It has been a challenging year for policing, not least in the response to terrorism which has seen officers across the country play their part in the significant security effort to keep us all safe. Although the Government has rightly invested more money at a national level to tackle this and other issues such as cyber-crime, local forces are continuing to see a rise in demand for their services against a backdrop of increased reporting of crime. We are no different here in Surrey.
In addition, this year we have seen the Government award an unplanned 1% rise in police pay, helping us to attract and retain good officers, and inflation is above 3%, putting further strain on our budgets.
Whilst some of our dedicated teams are busy tackling growing demand in areas such as domestic abuse, sexual offences, online crime and child abuse, these officers, by the nature of their work, cannot provide a visible patrol presence on our streets. However, I’m also aware that more ‘visible’ issues such as burglary and anti-social behaviour continue to concern residents in our communities.
Setting the policing element of the council tax (known as the precept) is one of the most important decisions a PCC has to make and I can assure you I’ve thought long and hard about the choices I have, balancing the natural instinct to restrict increases with the very real need to address the extra demands our police service faces. Let me be clear, I don’t see asking the public for more money as the easy option.
When I took office, I promised to fight for fair funding for Surrey Police. I continue to press Government to set a police funding formula which is fairer to Surrey residents. You may have seen the recent Government announcement that the precept cap for policing has been raised from the previous level of 2% – giving PCCs the ability to go up to a maximum increase of £12 a year on a Band D Council Tax bill. This would increase the annual policing council tax for a Band D property from £224.57 to £236.57. In Surrey, this equates to a rise of 5.3% for the policing element of council tax.

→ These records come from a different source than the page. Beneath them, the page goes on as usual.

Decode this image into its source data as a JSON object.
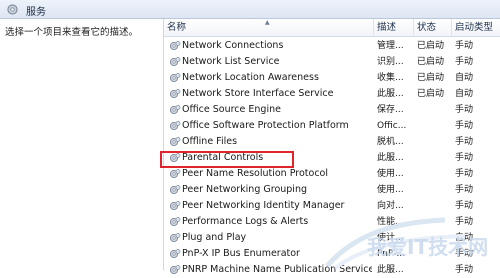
{
  "window": {
    "title": "服务"
  },
  "left_pane": {
    "description_prompt": "选择一个项目来查看它的描述。"
  },
  "columns": {
    "name": "名称",
    "description": "描述",
    "status": "状态",
    "startup": "启动类型"
  },
  "services": [
    {
      "name": "Network Connections",
      "description": "管理...",
      "status": "已启动",
      "startup": "手动"
    },
    {
      "name": "Network List Service",
      "description": "识别...",
      "status": "已启动",
      "startup": "手动"
    },
    {
      "name": "Network Location Awareness",
      "description": "收集...",
      "status": "已启动",
      "startup": "自动"
    },
    {
      "name": "Network Store Interface Service",
      "description": "此服...",
      "status": "已启动",
      "startup": "自动"
    },
    {
      "name": "Office  Source Engine",
      "description": "保存...",
      "status": "",
      "startup": "手动"
    },
    {
      "name": "Office Software Protection Platform",
      "description": "Offic...",
      "status": "",
      "startup": "手动"
    },
    {
      "name": "Offline Files",
      "description": "脱机...",
      "status": "",
      "startup": "手动"
    },
    {
      "name": "Parental Controls",
      "description": "此服...",
      "status": "",
      "startup": "手动"
    },
    {
      "name": "Peer Name Resolution Protocol",
      "description": "使用...",
      "status": "",
      "startup": "手动"
    },
    {
      "name": "Peer Networking Grouping",
      "description": "使用...",
      "status": "",
      "startup": "手动"
    },
    {
      "name": "Peer Networking Identity Manager",
      "description": "向对...",
      "status": "",
      "startup": "手动"
    },
    {
      "name": "Performance Logs & Alerts",
      "description": "性能...",
      "status": "",
      "startup": "手动"
    },
    {
      "name": "Plug and Play",
      "description": "使计...",
      "status": "",
      "startup": "自动"
    },
    {
      "name": "PnP-X IP Bus Enumerator",
      "description": "PnP-...",
      "status": "",
      "startup": "手动"
    },
    {
      "name": "PNRP Machine Name Publication Service",
      "description": "此服...",
      "status": "",
      "startup": "手动"
    }
  ],
  "highlighted_service": "Parental Controls",
  "watermark": {
    "text": "我爱IT技术网"
  },
  "colors": {
    "highlight_border": "#e0252b",
    "header_text": "#1e2f4a"
  }
}
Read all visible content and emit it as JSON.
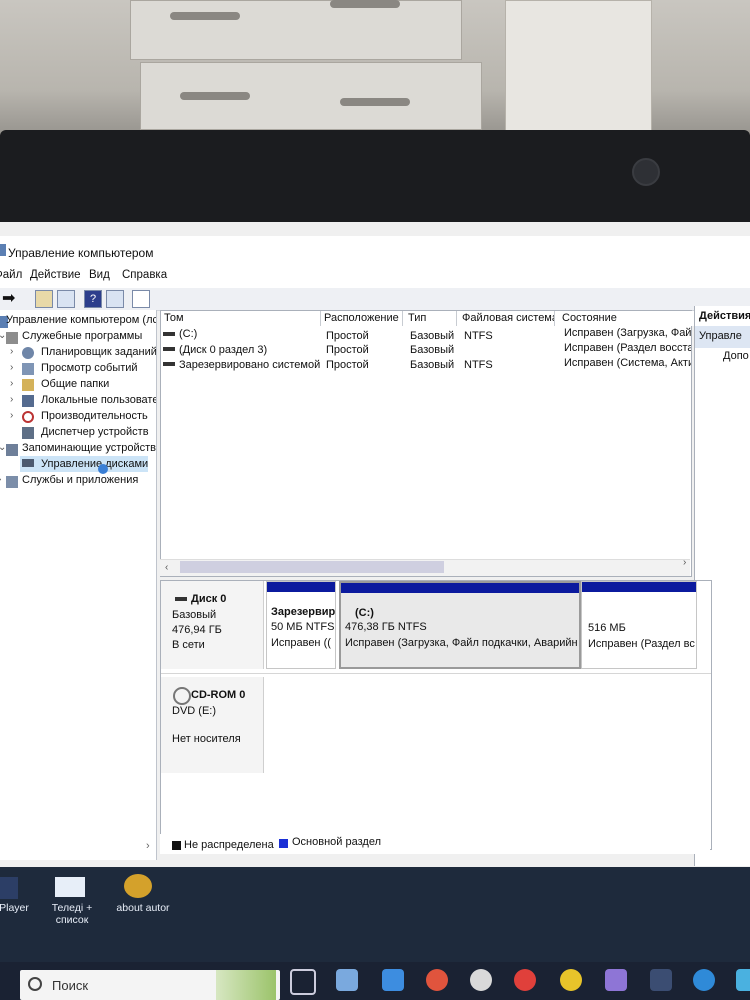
{
  "window": {
    "title": "Управление компьютером",
    "menu": [
      "Файл",
      "Действие",
      "Вид",
      "Справка"
    ]
  },
  "tree": {
    "root": "Управление компьютером (лс",
    "system_tools": "Служебные программы",
    "items": [
      "Планировщик заданий",
      "Просмотр событий",
      "Общие папки",
      "Локальные пользовате",
      "Производительность",
      "Диспетчер устройств"
    ],
    "storage": "Запоминающие устройств",
    "disk_management": "Управление дисками",
    "services": "Службы и приложения"
  },
  "volume_list": {
    "columns": [
      "Том",
      "Расположение",
      "Тип",
      "Файловая система",
      "Состояние"
    ],
    "rows": [
      {
        "name": "(C:)",
        "layout": "Простой",
        "type": "Базовый",
        "fs": "NTFS",
        "status": "Исправен (Загрузка, Файл"
      },
      {
        "name": "(Диск 0 раздел 3)",
        "layout": "Простой",
        "type": "Базовый",
        "fs": "",
        "status": "Исправен (Раздел восстан"
      },
      {
        "name": "Зарезервировано системой",
        "layout": "Простой",
        "type": "Базовый",
        "fs": "NTFS",
        "status": "Исправен (Система, Актив"
      }
    ]
  },
  "actions": {
    "header": "Действия",
    "selected": "Управле",
    "more": "Допо"
  },
  "disk0": {
    "name": "Диск 0",
    "type": "Базовый",
    "size": "476,94 ГБ",
    "status": "В сети",
    "partitions": [
      {
        "title": "Зарезервир",
        "size": "50 МБ NTFS",
        "status": "Исправен (("
      },
      {
        "title": "(C:)",
        "size": "476,38 ГБ NTFS",
        "status": "Исправен (Загрузка, Файл подкачки, Аварийн"
      },
      {
        "title": "",
        "size": "516 МБ",
        "status": "Исправен (Раздел вс"
      }
    ]
  },
  "cdrom": {
    "name": "CD-ROM 0",
    "drive": "DVD (E:)",
    "status": "Нет носителя"
  },
  "legend": {
    "unallocated": "Не распределена",
    "primary": "Основной раздел"
  },
  "desktop_icons": [
    "Player",
    "Теледі + список",
    "about autor"
  ],
  "taskbar": {
    "search_placeholder": "Поиск"
  },
  "colors": {
    "partition_bar": "#0b1a9e",
    "unallocated": "#111111",
    "primary": "#1a2fd6",
    "selected_tree": "#cce4f7"
  }
}
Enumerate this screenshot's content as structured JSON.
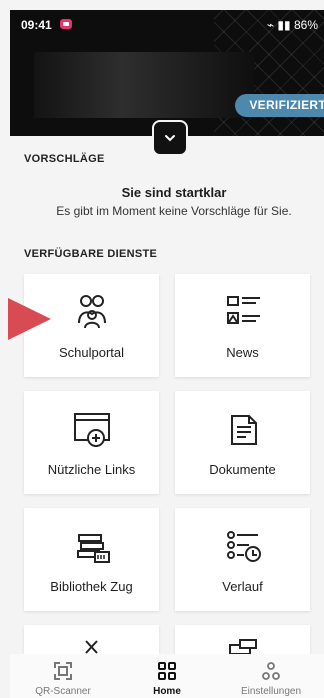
{
  "statusbar": {
    "time": "09:41",
    "battery": "86%"
  },
  "header": {
    "badge": "VERIFIZIERT"
  },
  "sections": {
    "suggestions": "VORSCHLÄGE",
    "services": "VERFÜGBARE DIENSTE"
  },
  "empty": {
    "title": "Sie sind startklar",
    "subtitle": "Es gibt im Moment keine Vorschläge für Sie."
  },
  "cards": [
    "Schulportal",
    "News",
    "Nützliche Links",
    "Dokumente",
    "Bibliothek Zug",
    "Verlauf"
  ],
  "nav": [
    "QR-Scanner",
    "Home",
    "Einstellungen"
  ]
}
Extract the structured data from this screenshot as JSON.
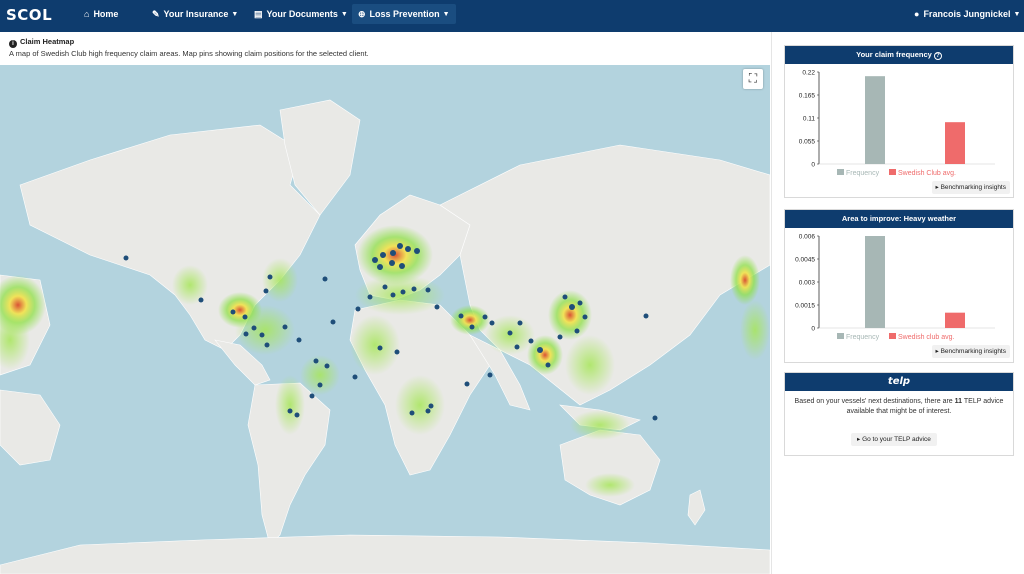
{
  "navbar": {
    "brand": "SCOL",
    "items": [
      {
        "label": "Home",
        "icon": "home-icon"
      },
      {
        "label": "Your Insurance",
        "icon": "document-edit-icon"
      },
      {
        "label": "Your Documents",
        "icon": "file-icon"
      },
      {
        "label": "Loss Prevention",
        "icon": "globe-icon"
      }
    ],
    "user": "Francois Jungnickel",
    "user_icon": "user-icon"
  },
  "heatmap": {
    "title": "Claim Heatmap",
    "description": "A map of Swedish Club high frequency claim areas. Map pins showing claim positions for the selected client.",
    "colors": {
      "water": "#b3d3de",
      "land": "#e8e8e8",
      "pin": "#1f4e79"
    }
  },
  "panels": {
    "frequency": {
      "title": "Your claim frequency",
      "button": "Benchmarking insights",
      "chart_data": {
        "type": "bar",
        "categories": [
          "Frequency",
          "Swedish Club avg."
        ],
        "values": [
          0.21,
          0.1
        ],
        "colors": [
          "#a7b7b5",
          "#ef6b6b"
        ],
        "yticks": [
          "0.22",
          "0.165",
          "0.11",
          "0.055",
          "0"
        ],
        "ylim": [
          0,
          0.22
        ]
      }
    },
    "improve": {
      "title": "Area to improve: Heavy weather",
      "button": "Benchmarking insights",
      "chart_data": {
        "type": "bar",
        "categories": [
          "Frequency",
          "Swedish club avg."
        ],
        "values": [
          0.006,
          0.001
        ],
        "colors": [
          "#a7b7b5",
          "#ef6b6b"
        ],
        "yticks": [
          "0.006",
          "0.0045",
          "0.003",
          "0.0015",
          "0"
        ],
        "ylim": [
          0,
          0.006
        ]
      }
    },
    "telp": {
      "title": "telp",
      "text_before": "Based on your vessels' next destinations, there are ",
      "count": "11",
      "text_after": " TELP advice available that might be of interest.",
      "button": "Go to your TELP advice"
    }
  }
}
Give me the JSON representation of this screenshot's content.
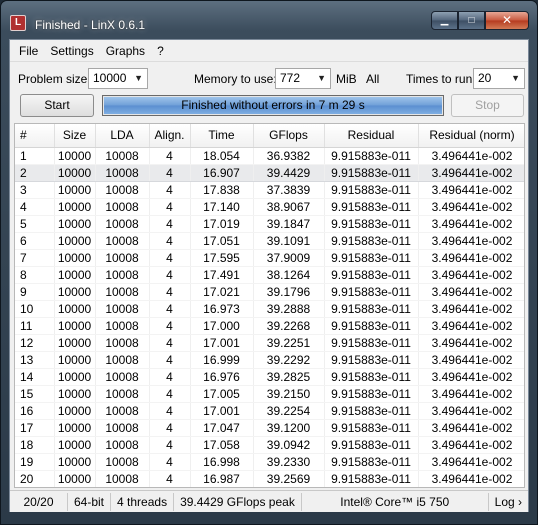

Surrey Police has reduced its reserves to the lowest level for any police force in the country and plans to make £5.3m of savings next year. Prior to the Government announcement, I was asking the Chief Constable to consider where further service cuts would need to be made, which would inevitably have led to a noticeable reduction in police officers. An average £12 a year increase in council tax per household will allow Surrey Police to protect local policing teams and keep the Neighbourhood Policing footprint at current levels. It will also ensure that Surrey Police is better placed to anticipate and respond to increasing threats, such as cybercrime and child abuse. It will allow investment in efficiency programmes and better IT giving Surrey a police force fit for the future and better equipped to protect residents from criminals.
The Government says it wants to see serious commitment from PCCs and Chief Constables to improve efficiency and deliver a better, more transparent service and I whole-heartedly agree. We will continue to rigorously pursue savings. The public must get value for money from their local force and we are currently working on projects to rationalise the estate, explore further regional collaboration and seek better use of upgraded technology to save money and make policing in Surrey as efficient as possible.
Any savings these projects bring will be in the medium to long term future, so I believe a 5.3% precept increase will help us sustain the service we provide in the shorter term. However, I am really keen to get the Surrey public’s view so please take a few minutes to complete our survey and have your say.
COMPLETE THE SURVEY HERE: https://www.surveymonkey.co.uk/r/Consultation201819